──────── DATASET EXCERPTS

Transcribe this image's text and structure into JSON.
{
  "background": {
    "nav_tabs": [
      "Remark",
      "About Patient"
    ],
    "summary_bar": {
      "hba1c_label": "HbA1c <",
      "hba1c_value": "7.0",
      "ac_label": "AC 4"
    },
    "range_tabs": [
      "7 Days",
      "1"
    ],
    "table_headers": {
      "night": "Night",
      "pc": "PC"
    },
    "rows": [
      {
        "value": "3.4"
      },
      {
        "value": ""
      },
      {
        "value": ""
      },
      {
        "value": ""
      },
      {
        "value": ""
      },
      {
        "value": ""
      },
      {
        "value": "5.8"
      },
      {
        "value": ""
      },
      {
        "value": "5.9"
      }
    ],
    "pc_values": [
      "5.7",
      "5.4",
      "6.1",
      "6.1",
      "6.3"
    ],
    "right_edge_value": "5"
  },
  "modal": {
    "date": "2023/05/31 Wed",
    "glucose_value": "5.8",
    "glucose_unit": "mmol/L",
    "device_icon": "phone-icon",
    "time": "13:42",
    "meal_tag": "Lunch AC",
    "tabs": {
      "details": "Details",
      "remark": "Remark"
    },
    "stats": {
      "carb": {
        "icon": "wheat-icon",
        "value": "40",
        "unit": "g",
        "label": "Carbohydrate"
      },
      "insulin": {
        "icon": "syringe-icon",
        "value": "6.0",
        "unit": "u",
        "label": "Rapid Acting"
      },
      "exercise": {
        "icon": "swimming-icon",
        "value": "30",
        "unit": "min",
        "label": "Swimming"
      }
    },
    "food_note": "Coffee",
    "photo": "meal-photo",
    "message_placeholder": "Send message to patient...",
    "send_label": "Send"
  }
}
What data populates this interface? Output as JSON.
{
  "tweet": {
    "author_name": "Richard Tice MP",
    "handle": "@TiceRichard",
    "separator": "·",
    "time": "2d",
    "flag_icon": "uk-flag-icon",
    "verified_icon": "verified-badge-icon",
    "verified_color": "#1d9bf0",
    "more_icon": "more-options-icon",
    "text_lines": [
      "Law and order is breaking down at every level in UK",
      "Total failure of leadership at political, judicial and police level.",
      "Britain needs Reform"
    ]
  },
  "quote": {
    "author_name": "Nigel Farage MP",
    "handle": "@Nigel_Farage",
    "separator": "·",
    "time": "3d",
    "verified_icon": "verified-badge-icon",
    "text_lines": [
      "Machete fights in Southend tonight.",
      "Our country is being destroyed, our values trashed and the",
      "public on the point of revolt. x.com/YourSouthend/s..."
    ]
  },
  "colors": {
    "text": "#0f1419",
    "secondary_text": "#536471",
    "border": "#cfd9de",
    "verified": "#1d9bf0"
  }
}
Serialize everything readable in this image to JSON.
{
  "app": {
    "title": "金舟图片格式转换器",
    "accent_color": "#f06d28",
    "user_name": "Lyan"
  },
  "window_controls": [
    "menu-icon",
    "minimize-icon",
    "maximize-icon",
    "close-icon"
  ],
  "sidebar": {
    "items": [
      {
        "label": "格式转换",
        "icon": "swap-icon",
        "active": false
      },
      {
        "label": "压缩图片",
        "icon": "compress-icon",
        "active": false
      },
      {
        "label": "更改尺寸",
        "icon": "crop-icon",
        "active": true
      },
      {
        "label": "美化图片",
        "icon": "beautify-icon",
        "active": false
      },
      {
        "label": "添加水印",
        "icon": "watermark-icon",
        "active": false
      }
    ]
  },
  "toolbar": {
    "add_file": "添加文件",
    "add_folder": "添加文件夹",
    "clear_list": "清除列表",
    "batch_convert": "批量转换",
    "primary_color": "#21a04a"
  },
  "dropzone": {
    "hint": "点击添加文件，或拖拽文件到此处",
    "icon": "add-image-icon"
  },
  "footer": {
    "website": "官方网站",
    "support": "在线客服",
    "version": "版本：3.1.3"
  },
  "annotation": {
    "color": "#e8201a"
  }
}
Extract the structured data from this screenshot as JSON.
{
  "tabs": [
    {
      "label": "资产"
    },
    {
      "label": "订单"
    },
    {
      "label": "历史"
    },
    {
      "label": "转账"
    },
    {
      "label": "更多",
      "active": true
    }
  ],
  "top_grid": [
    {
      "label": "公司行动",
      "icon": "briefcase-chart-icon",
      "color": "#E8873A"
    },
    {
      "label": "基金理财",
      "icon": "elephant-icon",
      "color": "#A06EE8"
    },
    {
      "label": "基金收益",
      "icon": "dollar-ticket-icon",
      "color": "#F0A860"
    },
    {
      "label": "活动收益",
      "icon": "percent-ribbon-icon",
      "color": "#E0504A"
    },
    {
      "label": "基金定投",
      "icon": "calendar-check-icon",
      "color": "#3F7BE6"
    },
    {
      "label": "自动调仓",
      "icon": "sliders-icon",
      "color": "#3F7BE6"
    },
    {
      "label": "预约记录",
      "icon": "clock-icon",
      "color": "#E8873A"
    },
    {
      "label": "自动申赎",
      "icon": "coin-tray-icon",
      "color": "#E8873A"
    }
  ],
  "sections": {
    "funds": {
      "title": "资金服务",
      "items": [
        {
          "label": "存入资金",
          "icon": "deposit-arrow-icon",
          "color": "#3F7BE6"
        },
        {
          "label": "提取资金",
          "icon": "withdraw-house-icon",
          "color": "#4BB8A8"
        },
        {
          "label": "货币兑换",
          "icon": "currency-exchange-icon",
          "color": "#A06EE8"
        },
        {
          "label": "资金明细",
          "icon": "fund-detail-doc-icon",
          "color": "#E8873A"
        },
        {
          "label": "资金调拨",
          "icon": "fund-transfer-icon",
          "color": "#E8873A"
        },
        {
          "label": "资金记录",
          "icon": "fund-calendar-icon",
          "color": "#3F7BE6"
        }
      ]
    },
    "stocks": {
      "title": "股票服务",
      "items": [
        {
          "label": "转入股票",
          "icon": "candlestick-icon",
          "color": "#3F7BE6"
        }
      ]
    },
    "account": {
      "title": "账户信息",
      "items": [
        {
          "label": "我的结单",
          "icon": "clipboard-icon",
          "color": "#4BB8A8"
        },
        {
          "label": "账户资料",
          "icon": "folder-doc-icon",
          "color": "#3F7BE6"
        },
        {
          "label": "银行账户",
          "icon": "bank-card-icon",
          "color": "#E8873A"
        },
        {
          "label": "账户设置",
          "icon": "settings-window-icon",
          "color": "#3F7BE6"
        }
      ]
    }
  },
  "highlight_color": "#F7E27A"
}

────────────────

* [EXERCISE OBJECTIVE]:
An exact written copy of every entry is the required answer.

* [RESPONSE AREA]:
Transcribe this image's text and structure into JSON.
{
  "background": {
    "nav_tabs": [
      "Remark",
      "About Patient"
    ],
    "summary_bar": {
      "hba1c_label": "HbA1c <",
      "hba1c_value": "7.0",
      "ac_label": "AC 4"
    },
    "range_tabs": [
      "7 Days",
      "1"
    ],
    "table_headers": {
      "night": "Night",
      "pc": "PC"
    },
    "rows": [
      {
        "value": "3.4"
      },
      {
        "value": ""
      },
      {
        "value": ""
      },
      {
        "value": ""
      },
      {
        "value": ""
      },
      {
        "value": ""
      },
      {
        "value": "5.8"
      },
      {
        "value": ""
      },
      {
        "value": "5.9"
      }
    ],
    "pc_values": [
      "5.7",
      "5.4",
      "6.1",
      "6.1",
      "6.3"
    ],
    "right_edge_value": "5"
  },
  "modal": {
    "date": "2023/05/31 Wed",
    "glucose_value": "5.8",
    "glucose_unit": "mmol/L",
    "device_icon": "phone-icon",
    "time": "13:42",
    "meal_tag": "Lunch AC",
    "tabs": {
      "details": "Details",
      "remark": "Remark"
    },
    "stats": {
      "carb": {
        "icon": "wheat-icon",
        "value": "40",
        "unit": "g",
        "label": "Carbohydrate"
      },
      "insulin": {
        "icon": "syringe-icon",
        "value": "6.0",
        "unit": "u",
        "label": "Rapid Acting"
      },
      "exercise": {
        "icon": "swimming-icon",
        "value": "30",
        "unit": "min",
        "label": "Swimming"
      }
    },
    "food_note": "Coffee",
    "photo": "meal-photo",
    "message_placeholder": "Send message to patient...",
    "send_label": "Send"
  }
}
What data populates this interface? Output as JSON.
{
  "tweet": {
    "author_name": "Richard Tice MP",
    "handle": "@TiceRichard",
    "separator": "·",
    "time": "2d",
    "flag_icon": "uk-flag-icon",
    "verified_icon": "verified-badge-icon",
    "verified_color": "#1d9bf0",
    "more_icon": "more-options-icon",
    "text_lines": [
      "Law and order is breaking down at every level in UK",
      "Total failure of leadership at political, judicial and police level.",
      "Britain needs Reform"
    ]
  },
  "quote": {
    "author_name": "Nigel Farage MP",
    "handle": "@Nigel_Farage",
    "separator": "·",
    "time": "3d",
    "verified_icon": "verified-badge-icon",
    "text_lines": [
      "Machete fights in Southend tonight.",
      "Our country is being destroyed, our values trashed and the",
      "public on the point of revolt. x.com/YourSouthend/s..."
    ]
  },
  "colors": {
    "text": "#0f1419",
    "secondary_text": "#536471",
    "border": "#cfd9de",
    "verified": "#1d9bf0"
  }
}
Serialize everything readable in this image to JSON.
{
  "app": {
    "title": "金舟图片格式转换器",
    "accent_color": "#f06d28",
    "user_name": "Lyan"
  },
  "window_controls": [
    "menu-icon",
    "minimize-icon",
    "maximize-icon",
    "close-icon"
  ],
  "sidebar": {
    "items": [
      {
        "label": "格式转换",
        "icon": "swap-icon",
        "active": false
      },
      {
        "label": "压缩图片",
        "icon": "compress-icon",
        "active": false
      },
      {
        "label": "更改尺寸",
        "icon": "crop-icon",
        "active": true
      },
      {
        "label": "美化图片",
        "icon": "beautify-icon",
        "active": false
      },
      {
        "label": "添加水印",
        "icon": "watermark-icon",
        "active": false
      }
    ]
  },
  "toolbar": {
    "add_file": "添加文件",
    "add_folder": "添加文件夹",
    "clear_list": "清除列表",
    "batch_convert": "批量转换",
    "primary_color": "#21a04a"
  },
  "dropzone": {
    "hint": "点击添加文件，或拖拽文件到此处",
    "icon": "add-image-icon"
  },
  "footer": {
    "website": "官方网站",
    "support": "在线客服",
    "version": "版本：3.1.3"
  },
  "annotation": {
    "color": "#e8201a"
  }
}
Extract the structured data from this screenshot as JSON.
{
  "tabs": [
    {
      "label": "资产"
    },
    {
      "label": "订单"
    },
    {
      "label": "历史"
    },
    {
      "label": "转账"
    },
    {
      "label": "更多",
      "active": true
    }
  ],
  "top_grid": [
    {
      "label": "公司行动",
      "icon": "briefcase-chart-icon",
      "color": "#E8873A"
    },
    {
      "label": "基金理财",
      "icon": "elephant-icon",
      "color": "#A06EE8"
    },
    {
      "label": "基金收益",
      "icon": "dollar-ticket-icon",
      "color": "#F0A860"
    },
    {
      "label": "活动收益",
      "icon": "percent-ribbon-icon",
      "color": "#E0504A"
    },
    {
      "label": "基金定投",
      "icon": "calendar-check-icon",
      "color": "#3F7BE6"
    },
    {
      "label": "自动调仓",
      "icon": "sliders-icon",
      "color": "#3F7BE6"
    },
    {
      "label": "预约记录",
      "icon": "clock-icon",
      "color": "#E8873A"
    },
    {
      "label": "自动申赎",
      "icon": "coin-tray-icon",
      "color": "#E8873A"
    }
  ],
  "sections": {
    "funds": {
      "title": "资金服务",
      "items": [
        {
          "label": "存入资金",
          "icon": "deposit-arrow-icon",
          "color": "#3F7BE6"
        },
        {
          "label": "提取资金",
          "icon": "withdraw-house-icon",
          "color": "#4BB8A8"
        },
        {
          "label": "货币兑换",
          "icon": "currency-exchange-icon",
          "color": "#A06EE8"
        },
        {
          "label": "资金明细",
          "icon": "fund-detail-doc-icon",
          "color": "#E8873A"
        },
        {
          "label": "资金调拨",
          "icon": "fund-transfer-icon",
          "color": "#E8873A"
        },
        {
          "label": "资金记录",
          "icon": "fund-calendar-icon",
          "color": "#3F7BE6"
        }
      ]
    },
    "stocks": {
      "title": "股票服务",
      "items": [
        {
          "label": "转入股票",
          "icon": "candlestick-icon",
          "color": "#3F7BE6"
        }
      ]
    },
    "account": {
      "title": "账户信息",
      "items": [
        {
          "label": "我的结单",
          "icon": "clipboard-icon",
          "color": "#4BB8A8"
        },
        {
          "label": "账户资料",
          "icon": "folder-doc-icon",
          "color": "#3F7BE6"
        },
        {
          "label": "银行账户",
          "icon": "bank-card-icon",
          "color": "#E8873A"
        },
        {
          "label": "账户设置",
          "icon": "settings-window-icon",
          "color": "#3F7BE6"
        }
      ]
    }
  },
  "highlight_color": "#F7E27A"
}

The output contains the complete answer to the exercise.